When the flame is to be extinguished, the air supply to the air feeder 4 is stopped and the generation of foam is thereby stopped. With the suspension of the foaming, in the absence of some preventive measure, the liquid fuel remaining in the lower portion of the foam gathering cylinder 2 is caused to flow via the holes in the air feeder into the air feeder 4 and further into the air supply pipe 7. An increased pressure drop is therefore caused at the time of the next turning on of the burner and gas may not be stably supplied.
Therefore, to prevent this, when the flame is to be extinguished the whole air feeder 4 is raised from the liquid fuel contained in the foam gathering cylinder so as to be exposed above the liquid fuel and stop the supply of gas into the fuel, while the supply of gas to the air feeder 4 is continued. As shown in FIG. 7, the air feeder 4 is raised until it contacts the orifice 3 at the entrance of the combustion chamber and the flame is quickly extinguished.
At the time of the next ignition, foaming gas is supplied to the porous air feeder 4 as it is lowered and immersed in the liquid fuel.
A description will be given of still another embodiment namely the present invention, of a method of controlling the amount of combustion by changing the flow rate of gas supplied to the air feeder while the liquid level in the air feeder is kept constant.
When the flow rate of foaming air 12 is increased while the liquid depth z of liquid fuel in the air feeder 4 installed within the foam collecting cylinder 2 of FIG. 4 is kept constant, the amount of foam 5 generated in the foam collecting cylinder 2, i.e., the amount of liquid fuel for use in forming bubbles to be supplied to the combustion chamber 1 is increased.
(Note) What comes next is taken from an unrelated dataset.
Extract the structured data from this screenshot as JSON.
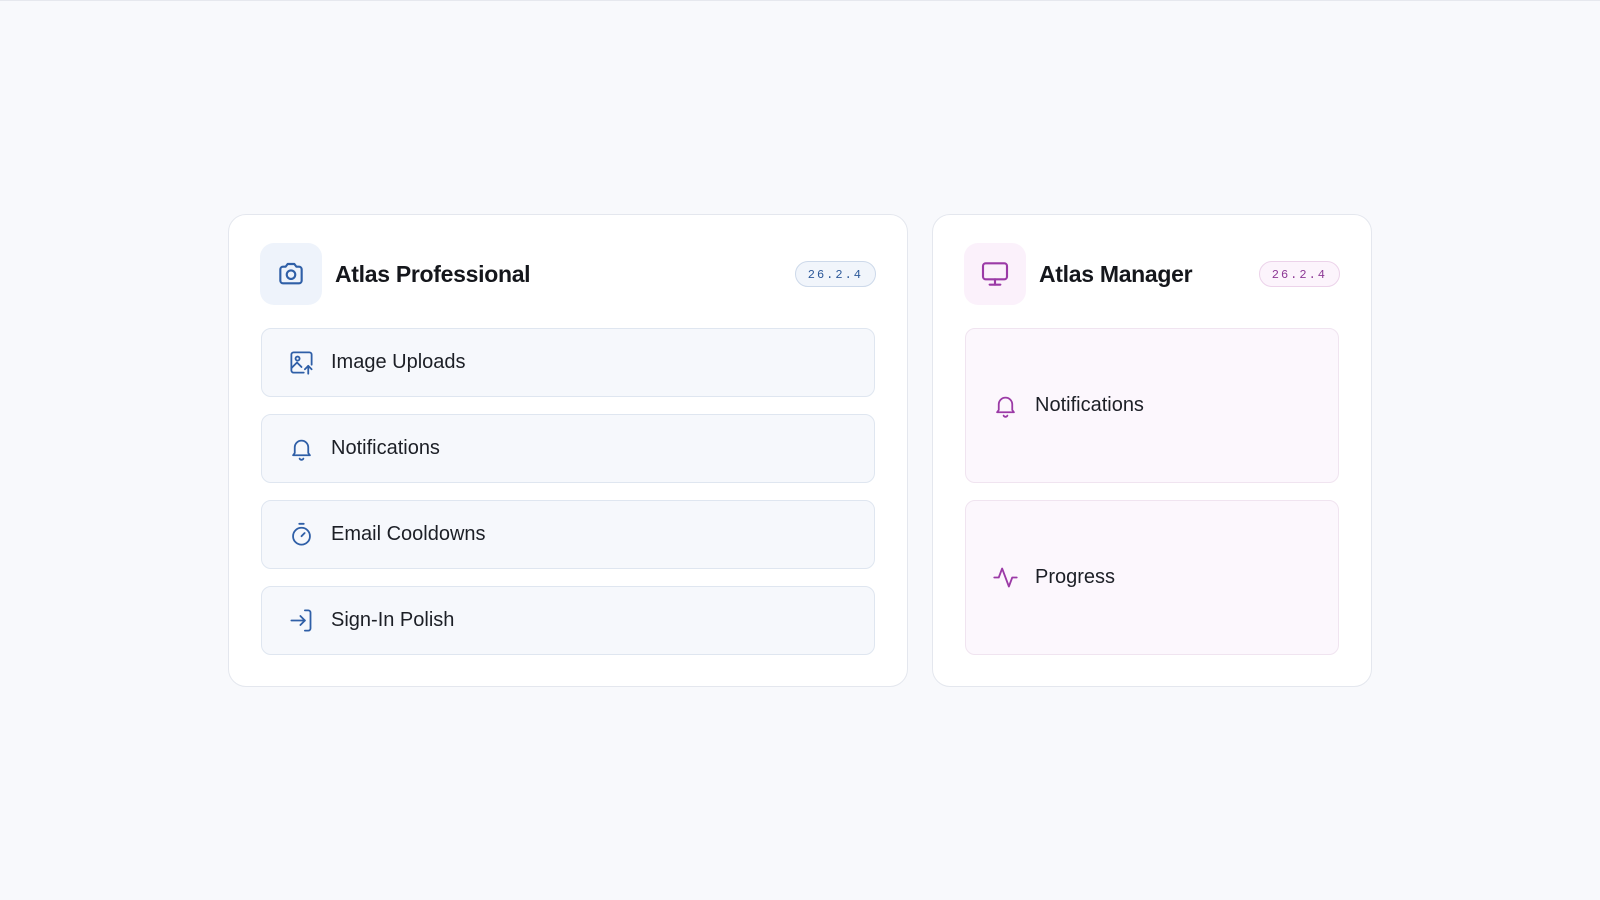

The amount of combustion is thus increased. When the flow rate of foaming air 12 is decreased, the amount of foam 5 generated is decreased. The amount of combustion is therefore decreased.
A description will be given of still another embodiment of the present invention, a method of controlling combustion by a combination of controlling the liquid level of liquid fuel in the air feeder installed in the foam gathering cylinder and of controlling the flow rate of gas supplied to the air feeder.
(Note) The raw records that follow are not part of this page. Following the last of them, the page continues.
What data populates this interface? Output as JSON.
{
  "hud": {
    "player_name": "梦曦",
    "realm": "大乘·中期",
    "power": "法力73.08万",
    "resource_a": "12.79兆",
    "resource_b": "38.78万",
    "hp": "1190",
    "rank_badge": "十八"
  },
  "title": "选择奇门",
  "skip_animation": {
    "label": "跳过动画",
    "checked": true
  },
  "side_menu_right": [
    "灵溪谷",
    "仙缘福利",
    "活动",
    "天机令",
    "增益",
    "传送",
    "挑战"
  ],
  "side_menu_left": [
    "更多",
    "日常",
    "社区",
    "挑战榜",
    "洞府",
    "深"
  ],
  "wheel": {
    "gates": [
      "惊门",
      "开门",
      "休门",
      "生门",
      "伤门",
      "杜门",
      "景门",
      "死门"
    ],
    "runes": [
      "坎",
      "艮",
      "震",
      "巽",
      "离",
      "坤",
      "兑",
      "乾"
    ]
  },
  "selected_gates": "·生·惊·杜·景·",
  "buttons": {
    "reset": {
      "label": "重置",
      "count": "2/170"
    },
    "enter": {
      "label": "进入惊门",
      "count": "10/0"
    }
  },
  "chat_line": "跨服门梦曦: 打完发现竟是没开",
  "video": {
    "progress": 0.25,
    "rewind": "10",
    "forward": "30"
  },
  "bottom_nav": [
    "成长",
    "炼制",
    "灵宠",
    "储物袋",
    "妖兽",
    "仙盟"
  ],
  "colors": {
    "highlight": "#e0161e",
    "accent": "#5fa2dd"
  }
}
When it is desired to enlarge the range over which the amount of combustion can be adjusted in a single combustion chamber, the characteristics of the amount of combustion shown in FIG. 8 are utilized to facilitate the control of two factors: the liquid level and the flow rate of gas.
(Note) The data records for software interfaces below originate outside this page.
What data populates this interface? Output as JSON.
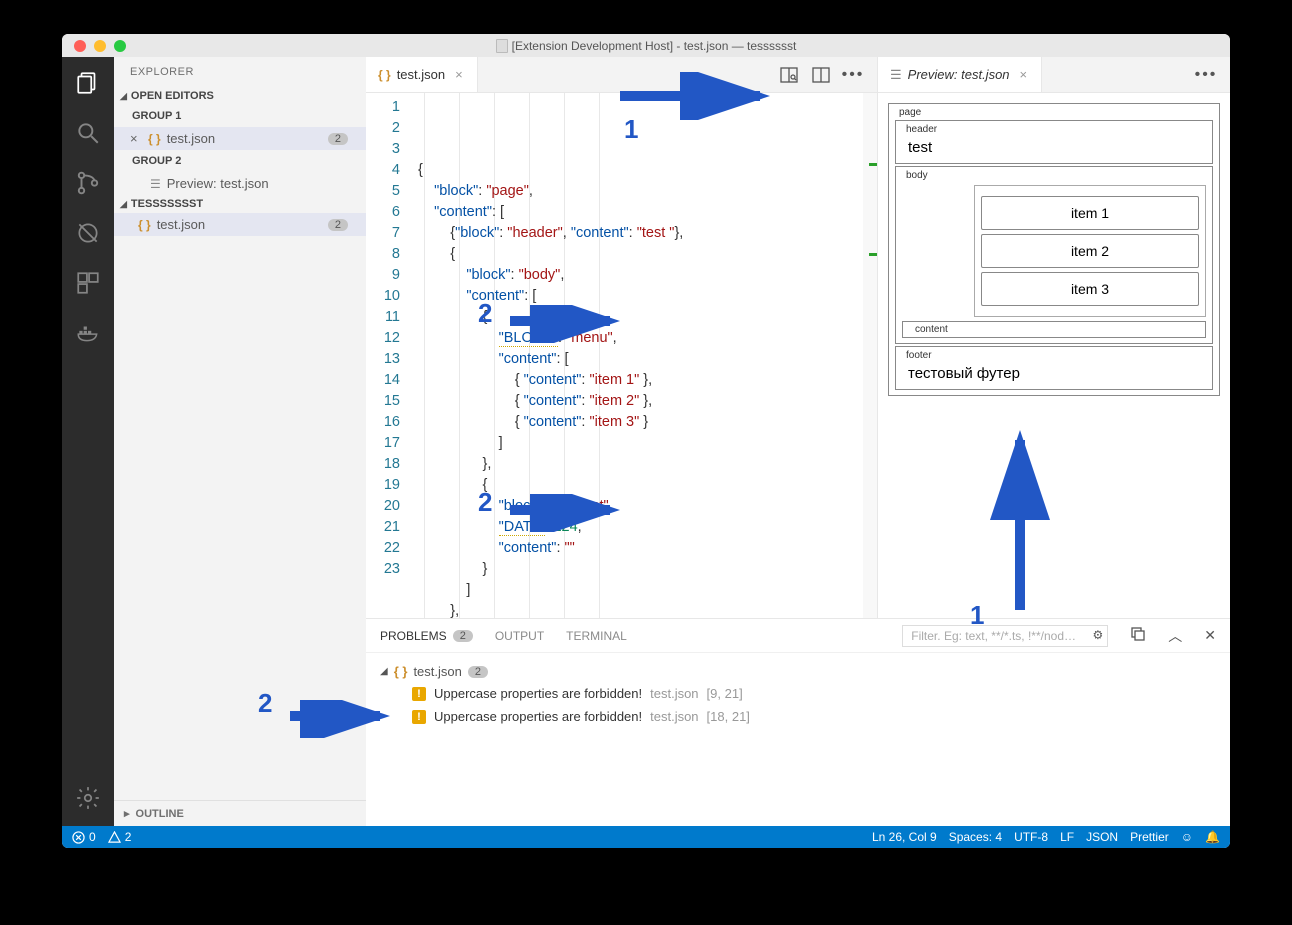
{
  "window": {
    "title": "[Extension Development Host] - test.json — tesssssst"
  },
  "activitybar": {
    "items": [
      "explorer",
      "search",
      "scm",
      "debug",
      "extensions",
      "docker"
    ]
  },
  "sidebar": {
    "title": "EXPLORER",
    "openEditors": {
      "label": "OPEN EDITORS",
      "groups": [
        {
          "name": "GROUP 1",
          "files": [
            {
              "name": "test.json",
              "icon": "json",
              "problems": 2,
              "closeable": true
            }
          ]
        },
        {
          "name": "GROUP 2",
          "files": [
            {
              "name": "Preview: test.json",
              "icon": "preview"
            }
          ]
        }
      ]
    },
    "workspace": {
      "label": "TESSSSSSST",
      "files": [
        {
          "name": "test.json",
          "icon": "json",
          "problems": 2
        }
      ]
    },
    "outline": {
      "label": "OUTLINE"
    }
  },
  "editorLeft": {
    "tab": {
      "name": "test.json"
    },
    "code": {
      "lines": [
        "{",
        "    \"block\": \"page\",",
        "    \"content\": [",
        "        {\"block\": \"header\", \"content\": \"test \"},",
        "        {",
        "            \"block\": \"body\",",
        "            \"content\": [",
        "                {",
        "                    \"BLOCK\": \"menu\",",
        "                    \"content\": [",
        "                        { \"content\": \"item 1\" },",
        "                        { \"content\": \"item 2\" },",
        "                        { \"content\": \"item 3\" }",
        "                    ]",
        "                },",
        "                {",
        "                    \"block\": \"content\",",
        "                    \"DATA\": 124,",
        "                    \"content\": \"\"",
        "                }",
        "            ]",
        "        },",
        "        {"
      ]
    }
  },
  "editorRight": {
    "tab": {
      "name": "Preview: test.json"
    }
  },
  "preview": {
    "page": {
      "label": "page",
      "blocks": [
        {
          "label": "header",
          "text": "test"
        },
        {
          "label": "body",
          "items": [
            "item 1",
            "item 2",
            "item 3"
          ],
          "contentLabel": "content"
        },
        {
          "label": "footer",
          "text": "тестовый футер"
        }
      ]
    }
  },
  "panel": {
    "tabs": {
      "problems": "PROBLEMS",
      "output": "OUTPUT",
      "terminal": "TERMINAL",
      "problemsCount": 2
    },
    "filterPlaceholder": "Filter. Eg: text, **/*.ts, !**/nod…",
    "problems": {
      "file": "test.json",
      "count": 2,
      "items": [
        {
          "msg": "Uppercase properties are forbidden!",
          "file": "test.json",
          "loc": "[9, 21]"
        },
        {
          "msg": "Uppercase properties are forbidden!",
          "file": "test.json",
          "loc": "[18, 21]"
        }
      ]
    }
  },
  "statusbar": {
    "errors": 0,
    "warnings": 2,
    "cursor": "Ln 26, Col 9",
    "spaces": "Spaces: 4",
    "encoding": "UTF-8",
    "eol": "LF",
    "lang": "JSON",
    "formatter": "Prettier"
  },
  "annotations": {
    "one": "1",
    "two": "2"
  }
}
A specific embodiment of this will be described with reference to FIGS. 5 and 8.
With the liquid depth z of liquid fuel in the air feeder being 60 mm and foaming air 12 being supplied at 3.0 l/min, the amount of combustion was 2.0 l/H in terms of the consumption of kerosine while stable combustion was continued.
When the liquid depth was changed to 20 mm under the same conditions, the consumption of kerosine decreased to 0.6 l/H. When foaming air 12 was decreased to 1.5 l/min under the same conditions, the consumption of kerosine decreased to 0.1 l/H.
By controlling the two factors in this way, the range of the amount of combustion can be widened. However, the present invention is not limited to the method of controlling these factors.